Michael P. Steinberg Barnaby Conrad and Mary Critchfield Keeney Professor of History and Music, Professor of German Studies

Michael P. Steinberg is Director of the Cogut Center for the Humanities and Professor of History and Music at Brown University. He also serves as Associate Editor of The Musical Quarterly and The Opera Quarterly. He was a member of the Cornell University Department of History between 1988 and 2005. Educated at Princeton University and the University of Chicago, he has been a visiting professor at these two schools as well as at the Ecole des Hautes Etudes en Sciences Sociales in Paris and National Tsing-hua University in Taiwan. His main research interests include the cultural history of modern Germany and Austria with particular attention to German Jewish intellectual history and the cultural history of music. He has written and lectured widely on these topics for the New York Times and at the Lincoln Center for the Performing Arts, the Bard Music Festival, and the Salzburg Festival. He has received fellowships from the American Council of Learned Societies, the National Endowment for the Humanities, the John Simon Guggenheim Memorial Foundation as well as the Berlin Prize from the American Academy, Berlin.

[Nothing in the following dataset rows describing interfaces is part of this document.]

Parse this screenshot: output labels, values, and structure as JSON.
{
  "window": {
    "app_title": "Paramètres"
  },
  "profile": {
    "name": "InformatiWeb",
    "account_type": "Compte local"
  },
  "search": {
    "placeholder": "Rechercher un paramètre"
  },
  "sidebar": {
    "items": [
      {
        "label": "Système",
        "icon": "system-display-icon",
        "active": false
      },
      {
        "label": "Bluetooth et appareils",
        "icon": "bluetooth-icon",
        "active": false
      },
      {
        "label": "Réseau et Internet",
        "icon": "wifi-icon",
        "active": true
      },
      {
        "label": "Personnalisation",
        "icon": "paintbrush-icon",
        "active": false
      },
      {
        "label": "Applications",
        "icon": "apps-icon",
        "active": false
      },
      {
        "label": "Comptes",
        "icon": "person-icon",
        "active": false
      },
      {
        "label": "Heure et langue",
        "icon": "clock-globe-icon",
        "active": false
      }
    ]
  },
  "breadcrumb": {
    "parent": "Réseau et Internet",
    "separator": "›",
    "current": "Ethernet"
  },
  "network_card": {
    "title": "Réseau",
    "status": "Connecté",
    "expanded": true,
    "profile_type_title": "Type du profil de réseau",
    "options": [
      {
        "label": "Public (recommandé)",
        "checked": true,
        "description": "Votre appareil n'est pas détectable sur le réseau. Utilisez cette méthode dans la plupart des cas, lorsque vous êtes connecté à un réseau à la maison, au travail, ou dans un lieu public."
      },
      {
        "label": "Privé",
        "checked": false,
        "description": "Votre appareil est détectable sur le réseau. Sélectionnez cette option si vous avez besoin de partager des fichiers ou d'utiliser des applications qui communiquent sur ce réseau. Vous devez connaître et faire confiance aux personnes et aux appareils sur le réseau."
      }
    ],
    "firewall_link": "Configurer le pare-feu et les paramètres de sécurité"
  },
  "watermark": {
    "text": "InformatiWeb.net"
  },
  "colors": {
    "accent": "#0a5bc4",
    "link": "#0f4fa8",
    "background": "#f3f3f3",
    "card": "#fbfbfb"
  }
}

He is the author of studies of Hermann Broch, Aby Warburg, Walter Benjamin, and Charlotte Salomon, and of Austria as Theater and Ideology: The Meaning of the Salzburg Festival (Cornell University Press, 2000), of which the German edition (Ursprung und Ideologie der Salzburger Festspiele; Anton Pustet Verlag, 2000) won Austria's Victor Adler Staatspreis in 2001. Listening to Reason: Culture, Subjectivity, and 19th- Century Music appeared Princeton University Press in early 2004; Judaism Musical and Unmusical was published by the University of Chicago Press in 2007. He serves as a director of the Barenboim-Said Foundation (U.S.A.) and, between 2010 and 2013, as dramaturg to the new production of Wagner's Ring of the Nibelung at the Teatro alla Scala, Milan, and the Berlin State Opera.

Brown Affiliations

research overview

Professor Steinberg's interests and areas of specialization include Modern European cultural and intellectual history, German Jewish history, the history and theory of modernity, politics and the arts, and the cultural history of music.

research statement

Professor Steinberg's main research interests include the cultural history of modern Germany and Austria with particular attention to German Jewish intellectual history and the cultural history of music. He has written and lectured widely on these topics for the New York Times , as well as at the Lincoln Center for the Performing Arts, the Bard Music Festival, and the Salzburg Festival. He has received fellowships from the American Council of Learned Societies, the National Endowment for the Humanities, and the John Simon Guggenheim Memorial Foundation, as well as the Berlin Prize from the American Academy, Berlin. He is the author of studies of Hermann Broch, Aby Warburg, and Walter Benjamin, and the book Austria as Theater and Ideology: The Meaning of the Salzburg Festival (Cornell University Press, 2000), of which the German edition (Ursprung und Ideologie der Salzburger Festspiele; Anton Pustet Verlag, 2000) won Austria's Victor Adler Staatspreis in 2001. A book titled Listening to Reason: Culture, Subjectivity, and 19th- Century Music appeared with Princeton University Press in early 2004 (paperback edition 2006). Another book, Reading Charlotte Salomon , co-edited with Monica Bohm-Duchen, appeared with Cornell University Press in early 2006. A volume of collected essays entitled Judaism Musical and Unmusical is forthcoming from the University of Chicago Press.

funded research

Professor Steinberg has been the recipient of grants and fellowships from the John Simon Guggenheim Memorial Foundation, the National Endowment for the Humanities, the American Council of Learned Societies, and the American Academy Berlin (Berlin Prize)